- The problem:
Your reply should be the complete data, reproduced exactly.
▬▬▬▬▬▬▬▬▬▬
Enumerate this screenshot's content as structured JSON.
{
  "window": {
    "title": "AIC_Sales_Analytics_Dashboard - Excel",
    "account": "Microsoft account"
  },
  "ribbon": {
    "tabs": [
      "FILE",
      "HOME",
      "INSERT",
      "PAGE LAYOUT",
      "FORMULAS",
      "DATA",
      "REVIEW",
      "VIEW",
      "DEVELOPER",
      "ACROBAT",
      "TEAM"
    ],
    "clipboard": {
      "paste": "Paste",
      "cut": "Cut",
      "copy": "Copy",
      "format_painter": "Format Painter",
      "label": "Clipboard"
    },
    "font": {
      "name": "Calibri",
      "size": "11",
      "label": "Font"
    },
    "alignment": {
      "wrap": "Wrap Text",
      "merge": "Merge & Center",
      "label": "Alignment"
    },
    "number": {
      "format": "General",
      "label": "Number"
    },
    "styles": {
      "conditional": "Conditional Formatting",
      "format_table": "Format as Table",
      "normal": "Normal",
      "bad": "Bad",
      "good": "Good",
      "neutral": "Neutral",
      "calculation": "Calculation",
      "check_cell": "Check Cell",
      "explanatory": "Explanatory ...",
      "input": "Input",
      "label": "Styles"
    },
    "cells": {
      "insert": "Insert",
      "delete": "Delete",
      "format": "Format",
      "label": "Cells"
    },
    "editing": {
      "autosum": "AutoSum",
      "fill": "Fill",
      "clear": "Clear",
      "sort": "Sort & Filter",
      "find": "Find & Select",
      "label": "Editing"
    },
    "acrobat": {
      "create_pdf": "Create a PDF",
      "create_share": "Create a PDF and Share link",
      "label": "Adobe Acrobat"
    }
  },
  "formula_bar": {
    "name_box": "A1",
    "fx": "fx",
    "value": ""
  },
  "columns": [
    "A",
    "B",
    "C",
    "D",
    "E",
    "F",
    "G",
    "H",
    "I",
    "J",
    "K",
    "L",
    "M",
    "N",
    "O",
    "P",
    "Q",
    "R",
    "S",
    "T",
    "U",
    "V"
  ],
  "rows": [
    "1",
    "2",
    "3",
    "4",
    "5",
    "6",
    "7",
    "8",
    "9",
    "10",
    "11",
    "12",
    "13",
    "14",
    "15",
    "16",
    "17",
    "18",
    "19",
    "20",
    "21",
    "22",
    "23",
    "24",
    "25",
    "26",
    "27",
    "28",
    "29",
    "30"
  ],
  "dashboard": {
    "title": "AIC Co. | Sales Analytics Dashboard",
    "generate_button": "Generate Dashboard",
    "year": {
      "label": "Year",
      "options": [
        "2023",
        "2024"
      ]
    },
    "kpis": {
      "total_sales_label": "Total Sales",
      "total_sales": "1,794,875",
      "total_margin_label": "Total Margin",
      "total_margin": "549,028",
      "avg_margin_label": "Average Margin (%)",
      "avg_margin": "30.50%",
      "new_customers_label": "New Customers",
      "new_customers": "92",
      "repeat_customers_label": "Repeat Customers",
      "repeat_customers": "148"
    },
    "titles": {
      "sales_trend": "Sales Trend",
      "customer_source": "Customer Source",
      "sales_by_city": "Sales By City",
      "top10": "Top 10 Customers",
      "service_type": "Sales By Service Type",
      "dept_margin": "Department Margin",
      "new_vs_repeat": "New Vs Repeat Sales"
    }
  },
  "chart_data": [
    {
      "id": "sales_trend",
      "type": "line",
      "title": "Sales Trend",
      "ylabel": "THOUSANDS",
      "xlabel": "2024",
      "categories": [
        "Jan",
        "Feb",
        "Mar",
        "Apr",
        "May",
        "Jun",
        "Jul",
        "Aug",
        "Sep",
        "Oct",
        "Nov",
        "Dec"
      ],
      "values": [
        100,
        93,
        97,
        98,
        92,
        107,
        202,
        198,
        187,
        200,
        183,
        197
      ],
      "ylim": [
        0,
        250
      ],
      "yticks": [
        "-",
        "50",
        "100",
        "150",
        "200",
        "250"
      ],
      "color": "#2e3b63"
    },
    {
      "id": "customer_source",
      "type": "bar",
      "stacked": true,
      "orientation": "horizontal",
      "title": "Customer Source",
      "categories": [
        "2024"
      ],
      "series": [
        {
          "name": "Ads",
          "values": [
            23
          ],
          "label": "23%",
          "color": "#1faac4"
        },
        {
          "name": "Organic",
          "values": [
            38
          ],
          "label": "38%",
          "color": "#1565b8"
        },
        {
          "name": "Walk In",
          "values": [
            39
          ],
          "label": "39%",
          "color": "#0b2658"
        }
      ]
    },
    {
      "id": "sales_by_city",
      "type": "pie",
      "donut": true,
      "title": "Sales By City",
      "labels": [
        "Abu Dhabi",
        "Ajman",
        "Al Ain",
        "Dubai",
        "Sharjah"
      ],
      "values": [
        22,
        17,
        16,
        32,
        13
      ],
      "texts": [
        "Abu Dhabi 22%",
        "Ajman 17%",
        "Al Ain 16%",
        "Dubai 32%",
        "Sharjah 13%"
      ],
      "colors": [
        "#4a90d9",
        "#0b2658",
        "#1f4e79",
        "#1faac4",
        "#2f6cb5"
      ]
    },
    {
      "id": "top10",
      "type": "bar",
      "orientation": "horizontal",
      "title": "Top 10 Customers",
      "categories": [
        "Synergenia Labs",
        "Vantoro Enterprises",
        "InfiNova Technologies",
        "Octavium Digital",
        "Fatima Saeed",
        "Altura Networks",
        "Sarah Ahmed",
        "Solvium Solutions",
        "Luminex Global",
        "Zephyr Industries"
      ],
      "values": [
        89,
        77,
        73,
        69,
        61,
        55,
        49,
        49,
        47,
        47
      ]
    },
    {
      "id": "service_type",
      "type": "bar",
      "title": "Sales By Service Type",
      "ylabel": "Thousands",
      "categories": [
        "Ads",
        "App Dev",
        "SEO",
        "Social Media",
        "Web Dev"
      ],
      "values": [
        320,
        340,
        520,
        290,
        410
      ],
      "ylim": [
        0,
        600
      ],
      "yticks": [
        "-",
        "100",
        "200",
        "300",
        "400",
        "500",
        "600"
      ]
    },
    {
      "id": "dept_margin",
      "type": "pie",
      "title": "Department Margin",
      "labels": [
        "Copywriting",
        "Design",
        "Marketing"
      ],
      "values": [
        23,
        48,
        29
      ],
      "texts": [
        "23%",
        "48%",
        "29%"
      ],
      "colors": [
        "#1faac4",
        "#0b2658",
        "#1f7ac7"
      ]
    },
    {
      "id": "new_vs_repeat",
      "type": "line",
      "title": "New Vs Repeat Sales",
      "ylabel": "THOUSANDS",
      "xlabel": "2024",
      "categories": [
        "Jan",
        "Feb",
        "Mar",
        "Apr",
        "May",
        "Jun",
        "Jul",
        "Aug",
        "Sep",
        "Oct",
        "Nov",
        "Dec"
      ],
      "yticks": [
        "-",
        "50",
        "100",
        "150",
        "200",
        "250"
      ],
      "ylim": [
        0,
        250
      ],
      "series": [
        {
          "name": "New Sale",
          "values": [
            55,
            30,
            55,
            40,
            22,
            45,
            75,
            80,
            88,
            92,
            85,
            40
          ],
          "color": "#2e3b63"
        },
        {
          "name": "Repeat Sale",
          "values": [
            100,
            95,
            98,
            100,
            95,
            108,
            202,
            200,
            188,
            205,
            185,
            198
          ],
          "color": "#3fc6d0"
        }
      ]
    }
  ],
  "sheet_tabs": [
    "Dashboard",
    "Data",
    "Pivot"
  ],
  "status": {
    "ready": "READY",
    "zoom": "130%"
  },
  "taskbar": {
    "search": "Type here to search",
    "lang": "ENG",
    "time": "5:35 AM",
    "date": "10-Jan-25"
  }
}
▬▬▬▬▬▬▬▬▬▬
- Task response:
Enumerate this screenshot's content as structured JSON.
{
  "window": {
    "title": "AIC_Sales_Analytics_Dashboard - Excel",
    "account": "Microsoft account"
  },
  "ribbon": {
    "tabs": [
      "FILE",
      "HOME",
      "INSERT",
      "PAGE LAYOUT",
      "FORMULAS",
      "DATA",
      "REVIEW",
      "VIEW",
      "DEVELOPER",
      "ACROBAT",
      "TEAM"
    ],
    "clipboard": {
      "paste": "Paste",
      "cut": "Cut",
      "copy": "Copy",
      "format_painter": "Format Painter",
      "label": "Clipboard"
    },
    "font": {
      "name": "Calibri",
      "size": "11",
      "label": "Font"
    },
    "alignment": {
      "wrap": "Wrap Text",
      "merge": "Merge & Center",
      "label": "Alignment"
    },
    "number": {
      "format": "General",
      "label": "Number"
    },
    "styles": {
      "conditional": "Conditional Formatting",
      "format_table": "Format as Table",
      "normal": "Normal",
      "bad": "Bad",
      "good": "Good",
      "neutral": "Neutral",
      "calculation": "Calculation",
      "check_cell": "Check Cell",
      "explanatory": "Explanatory ...",
      "input": "Input",
      "label": "Styles"
    },
    "cells": {
      "insert": "Insert",
      "delete": "Delete",
      "format": "Format",
      "label": "Cells"
    },
    "editing": {
      "autosum": "AutoSum",
      "fill": "Fill",
      "clear": "Clear",
      "sort": "Sort & Filter",
      "find": "Find & Select",
      "label": "Editing"
    },
    "acrobat": {
      "create_pdf": "Create a PDF",
      "create_share": "Create a PDF and Share link",
      "label": "Adobe Acrobat"
    }
  },
  "formula_bar": {
    "name_box": "A1",
    "fx": "fx",
    "value": ""
  },
  "columns": [
    "A",
    "B",
    "C",
    "D",
    "E",
    "F",
    "G",
    "H",
    "I",
    "J",
    "K",
    "L",
    "M",
    "N",
    "O",
    "P",
    "Q",
    "R",
    "S",
    "T",
    "U",
    "V"
  ],
  "rows": [
    "1",
    "2",
    "3",
    "4",
    "5",
    "6",
    "7",
    "8",
    "9",
    "10",
    "11",
    "12",
    "13",
    "14",
    "15",
    "16",
    "17",
    "18",
    "19",
    "20",
    "21",
    "22",
    "23",
    "24",
    "25",
    "26",
    "27",
    "28",
    "29",
    "30"
  ],
  "dashboard": {
    "title": "AIC Co. | Sales Analytics Dashboard",
    "generate_button": "Generate Dashboard",
    "year": {
      "label": "Year",
      "options": [
        "2023",
        "2024"
      ]
    },
    "kpis": {
      "total_sales_label": "Total Sales",
      "total_sales": "1,794,875",
      "total_margin_label": "Total Margin",
      "total_margin": "549,028",
      "avg_margin_label": "Average Margin (%)",
      "avg_margin": "30.50%",
      "new_customers_label": "New Customers",
      "new_customers": "92",
      "repeat_customers_label": "Repeat Customers",
      "repeat_customers": "148"
    },
    "titles": {
      "sales_trend": "Sales Trend",
      "customer_source": "Customer Source",
      "sales_by_city": "Sales By City",
      "top10": "Top 10 Customers",
      "service_type": "Sales By Service Type",
      "dept_margin": "Department Margin",
      "new_vs_repeat": "New Vs Repeat Sales"
    }
  },
  "chart_data": [
    {
      "id": "sales_trend",
      "type": "line",
      "title": "Sales Trend",
      "ylabel": "THOUSANDS",
      "xlabel": "2024",
      "categories": [
        "Jan",
        "Feb",
        "Mar",
        "Apr",
        "May",
        "Jun",
        "Jul",
        "Aug",
        "Sep",
        "Oct",
        "Nov",
        "Dec"
      ],
      "values": [
        100,
        93,
        97,
        98,
        92,
        107,
        202,
        198,
        187,
        200,
        183,
        197
      ],
      "ylim": [
        0,
        250
      ],
      "yticks": [
        "-",
        "50",
        "100",
        "150",
        "200",
        "250"
      ],
      "color": "#2e3b63"
    },
    {
      "id": "customer_source",
      "type": "bar",
      "stacked": true,
      "orientation": "horizontal",
      "title": "Customer Source",
      "categories": [
        "2024"
      ],
      "series": [
        {
          "name": "Ads",
          "values": [
            23
          ],
          "label": "23%",
          "color": "#1faac4"
        },
        {
          "name": "Organic",
          "values": [
            38
          ],
          "label": "38%",
          "color": "#1565b8"
        },
        {
          "name": "Walk In",
          "values": [
            39
          ],
          "label": "39%",
          "color": "#0b2658"
        }
      ]
    },
    {
      "id": "sales_by_city",
      "type": "pie",
      "donut": true,
      "title": "Sales By City",
      "labels": [
        "Abu Dhabi",
        "Ajman",
        "Al Ain",
        "Dubai",
        "Sharjah"
      ],
      "values": [
        22,
        17,
        16,
        32,
        13
      ],
      "texts": [
        "Abu Dhabi 22%",
        "Ajman 17%",
        "Al Ain 16%",
        "Dubai 32%",
        "Sharjah 13%"
      ],
      "colors": [
        "#4a90d9",
        "#0b2658",
        "#1f4e79",
        "#1faac4",
        "#2f6cb5"
      ]
    },
    {
      "id": "top10",
      "type": "bar",
      "orientation": "horizontal",
      "title": "Top 10 Customers",
      "categories": [
        "Synergenia Labs",
        "Vantoro Enterprises",
        "InfiNova Technologies",
        "Octavium Digital",
        "Fatima Saeed",
        "Altura Networks",
        "Sarah Ahmed",
        "Solvium Solutions",
        "Luminex Global",
        "Zephyr Industries"
      ],
      "values": [
        89,
        77,
        73,
        69,
        61,
        55,
        49,
        49,
        47,
        47
      ]
    },
    {
      "id": "service_type",
      "type": "bar",
      "title": "Sales By Service Type",
      "ylabel": "Thousands",
      "categories": [
        "Ads",
        "App Dev",
        "SEO",
        "Social Media",
        "Web Dev"
      ],
      "values": [
        320,
        340,
        520,
        290,
        410
      ],
      "ylim": [
        0,
        600
      ],
      "yticks": [
        "-",
        "100",
        "200",
        "300",
        "400",
        "500",
        "600"
      ]
    },
    {
      "id": "dept_margin",
      "type": "pie",
      "title": "Department Margin",
      "labels": [
        "Copywriting",
        "Design",
        "Marketing"
      ],
      "values": [
        23,
        48,
        29
      ],
      "texts": [
        "23%",
        "48%",
        "29%"
      ],
      "colors": [
        "#1faac4",
        "#0b2658",
        "#1f7ac7"
      ]
    },
    {
      "id": "new_vs_repeat",
      "type": "line",
      "title": "New Vs Repeat Sales",
      "ylabel": "THOUSANDS",
      "xlabel": "2024",
      "categories": [
        "Jan",
        "Feb",
        "Mar",
        "Apr",
        "May",
        "Jun",
        "Jul",
        "Aug",
        "Sep",
        "Oct",
        "Nov",
        "Dec"
      ],
      "yticks": [
        "-",
        "50",
        "100",
        "150",
        "200",
        "250"
      ],
      "ylim": [
        0,
        250
      ],
      "series": [
        {
          "name": "New Sale",
          "values": [
            55,
            30,
            55,
            40,
            22,
            45,
            75,
            80,
            88,
            92,
            85,
            40
          ],
          "color": "#2e3b63"
        },
        {
          "name": "Repeat Sale",
          "values": [
            100,
            95,
            98,
            100,
            95,
            108,
            202,
            200,
            188,
            205,
            185,
            198
          ],
          "color": "#3fc6d0"
        }
      ]
    }
  ],
  "sheet_tabs": [
    "Dashboard",
    "Data",
    "Pivot"
  ],
  "status": {
    "ready": "READY",
    "zoom": "130%"
  },
  "taskbar": {
    "search": "Type here to search",
    "lang": "ENG",
    "time": "5:35 AM",
    "date": "10-Jan-25"
  }
}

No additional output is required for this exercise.